If you don’t have installed this current sensing resistor, you might have fake positives, I mean High signal, for ever.
I forgot to tell you how to check out the always High PIRs are bad guys. The trick is to use a rice bowl to cover up the bad guy. If the bad guy still says something is moving, of course he is lying.
(1) Introduction to HC-SR501 A complete step by step tutorial on Introduction to HC-SR501
(2) TaoBao HC-SR501 PIR Sensor Module – ¥3.23
(3) TaoBao DC 12V Water Proof Smart PIR Sensor Module With Switch – ¥12.80
(4) TaoBao AM312 PIR Sensor ¥5.28
(5) AliExpress AM312 DC 2.7 to 12V Mini IR Pyroelectric Infrared PIR Motion Human Sensor Automatic Detector Module – US$1.29
(6) Pyroelectric Infrared Radial Sensor AM312 (DSP, Schmidtt) Manual – NanYang SenBa
(7) PIR Sensor Description and Technical Details – AdaFruit
(8) PIR Sensor Tutorial – AdaFruit
Appendix A – Pyroelectric Infrared Radial Sensor AM312 Specification
- Working voltage: DC 2.7-12V;
- Delay time: 2 seconds;
- Blocking time: 2 seconds;
- Triggering method: repeatable
- Sensing range: ≤ 100 degrees cone angle, 3-5 meters; (according to the specific lens)
- Operating temperature: -20 – +60 °
- Anti-interference enhancement, the internal use of digital signal processing, direct high-low output.

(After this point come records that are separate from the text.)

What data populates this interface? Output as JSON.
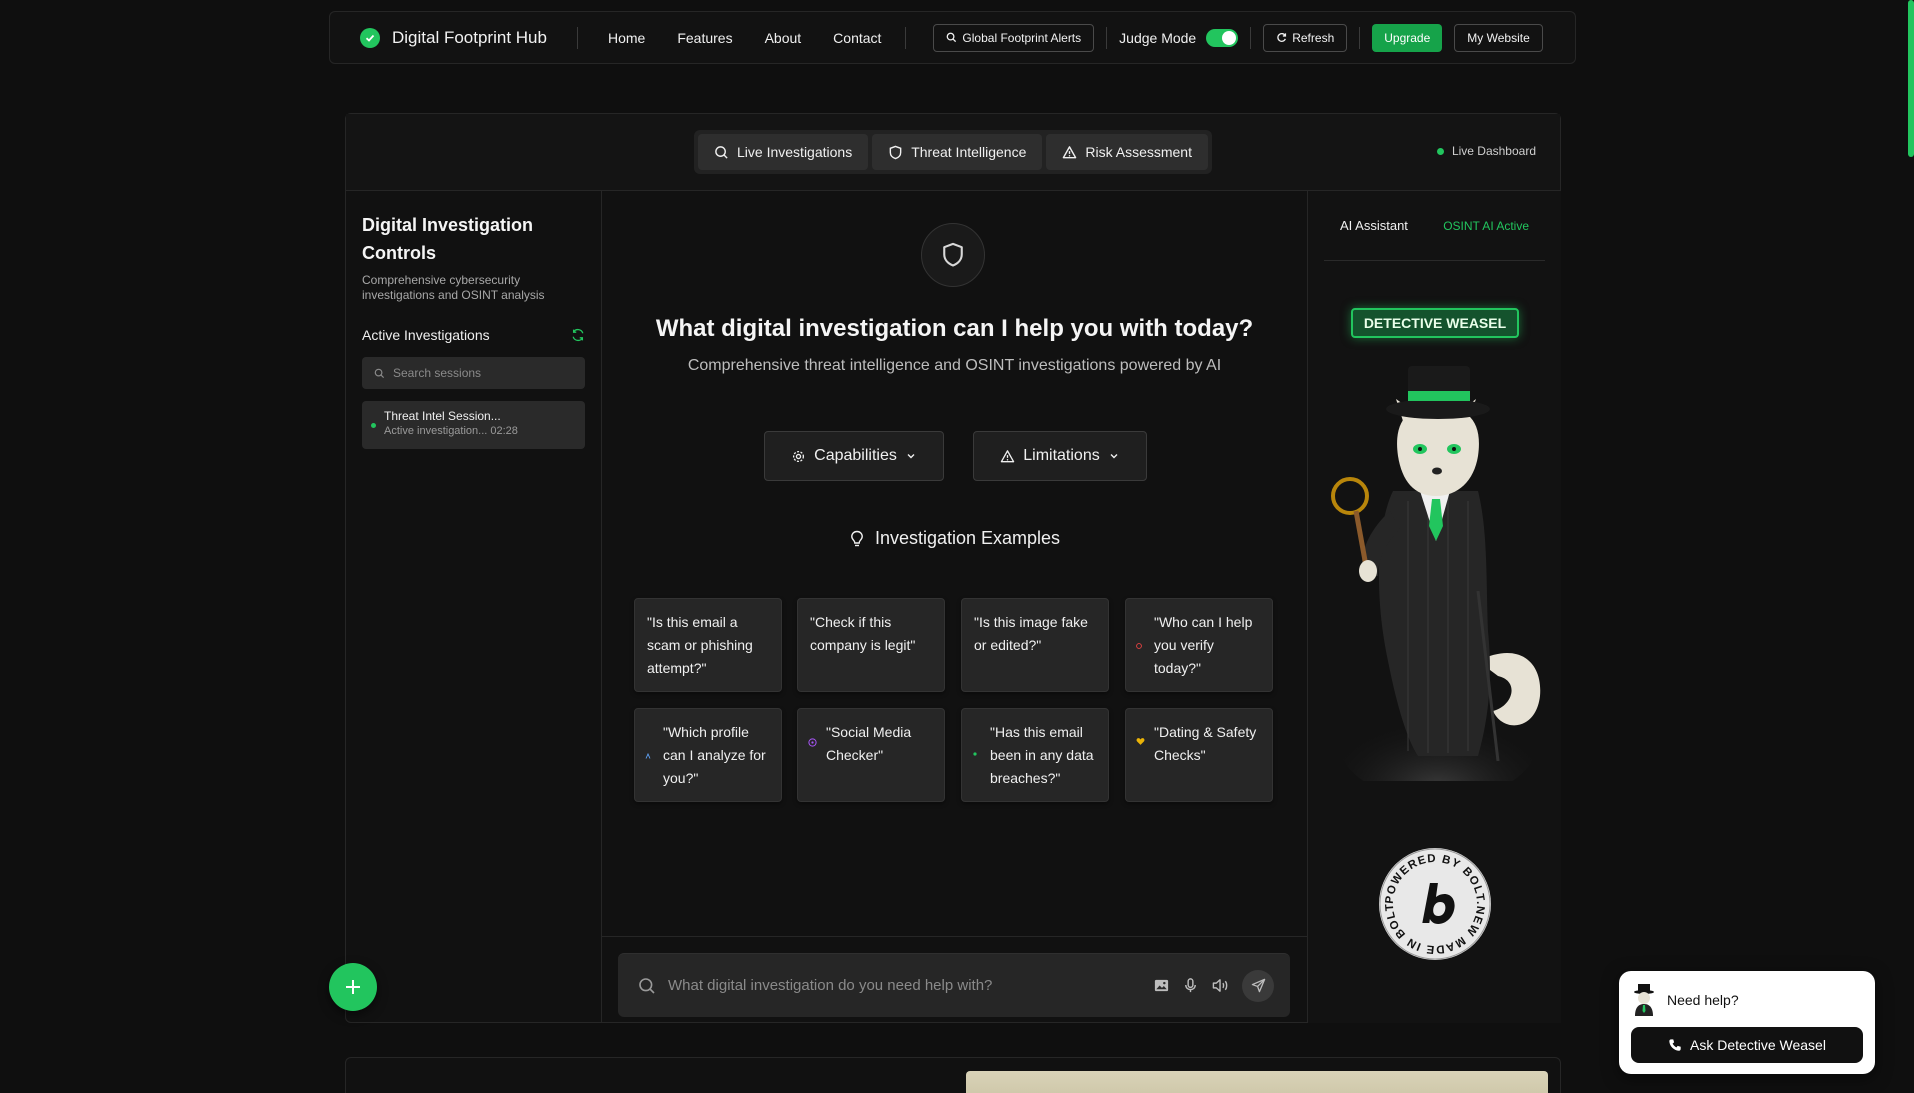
{
  "nav": {
    "brand": "Digital Footprint Hub",
    "links": [
      "Home",
      "Features",
      "About",
      "Contact"
    ],
    "alerts_label": "Global Footprint Alerts",
    "judge_label": "Judge Mode",
    "refresh_label": "Refresh",
    "upgrade_label": "Upgrade",
    "website_label": "My Website"
  },
  "tabs": [
    "Live Investigations",
    "Threat Intelligence",
    "Risk Assessment"
  ],
  "live_label": "Live Dashboard",
  "sidebar": {
    "title": "Digital Investigation Controls",
    "subtitle": "Comprehensive cybersecurity investigations and OSINT analysis",
    "active_label": "Active Investigations",
    "search_placeholder": "Search sessions",
    "session_title": "Threat Intel Session...",
    "session_status": "Active investigation... 02:28"
  },
  "main": {
    "headline": "What digital investigation can I help you with today?",
    "subline": "Comprehensive threat intelligence and OSINT investigations powered by AI",
    "capabilities_label": "Capabilities",
    "limitations_label": "Limitations",
    "examples_title": "Investigation Examples",
    "examples": [
      "\"Is this email a scam or phishing attempt?\"",
      "\"Check if this company is legit\"",
      "\"Is this image fake or edited?\"",
      "\"Who can I help you verify today?\"",
      "\"Which profile can I analyze for you?\"",
      "\"Social Media Checker\"",
      "\"Has this email been in any data breaches?\"",
      "\"Dating & Safety Checks\""
    ],
    "input_placeholder": "What digital investigation do you need help with?"
  },
  "assistant": {
    "title": "AI Assistant",
    "status": "OSINT AI Active",
    "badge": "DETECTIVE WEASEL",
    "bolt_text": "POWERED BY BOLT.NEW MADE IN BOLT.NEW"
  },
  "help": {
    "prompt": "Need help?",
    "button": "Ask Detective Weasel"
  },
  "colors": {
    "accent": "#22c55e",
    "background": "#0f0f0f",
    "panel": "#111111"
  }
}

- Repeatable triggering mode: If a cat moves in the sensing range during the delay period, and output is high, output will remain high until delay time after the cast has left, ie, the sensing module will automatically delay after detecting an activity of the cat, with the time of the last activity as the starting point of the delay time.